_Description of the task_: Your job is to return every line in the data holding the string "venta".
#### Material shown ####
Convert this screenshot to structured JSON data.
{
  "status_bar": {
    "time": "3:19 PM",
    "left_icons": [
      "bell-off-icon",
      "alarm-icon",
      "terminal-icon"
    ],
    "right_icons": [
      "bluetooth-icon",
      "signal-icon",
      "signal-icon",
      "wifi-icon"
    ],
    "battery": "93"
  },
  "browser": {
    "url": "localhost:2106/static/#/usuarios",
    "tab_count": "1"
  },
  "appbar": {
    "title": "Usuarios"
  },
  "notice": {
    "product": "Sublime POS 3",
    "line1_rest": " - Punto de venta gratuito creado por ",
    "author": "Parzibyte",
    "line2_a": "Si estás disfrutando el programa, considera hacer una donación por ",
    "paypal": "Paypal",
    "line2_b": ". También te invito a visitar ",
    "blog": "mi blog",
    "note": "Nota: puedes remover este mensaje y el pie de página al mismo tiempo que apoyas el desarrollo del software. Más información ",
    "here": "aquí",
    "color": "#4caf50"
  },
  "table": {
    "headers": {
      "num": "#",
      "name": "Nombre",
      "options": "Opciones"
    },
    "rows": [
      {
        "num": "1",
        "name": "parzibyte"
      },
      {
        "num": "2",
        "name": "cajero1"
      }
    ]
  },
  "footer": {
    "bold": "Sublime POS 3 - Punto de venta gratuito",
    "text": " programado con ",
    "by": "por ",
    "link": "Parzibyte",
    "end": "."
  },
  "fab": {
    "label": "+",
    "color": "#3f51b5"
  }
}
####
_Response below_:
    "line1_rest": " - Punto de venta gratuito creado por ",
    "bold": "Sublime POS 3 - Punto de venta gratuito",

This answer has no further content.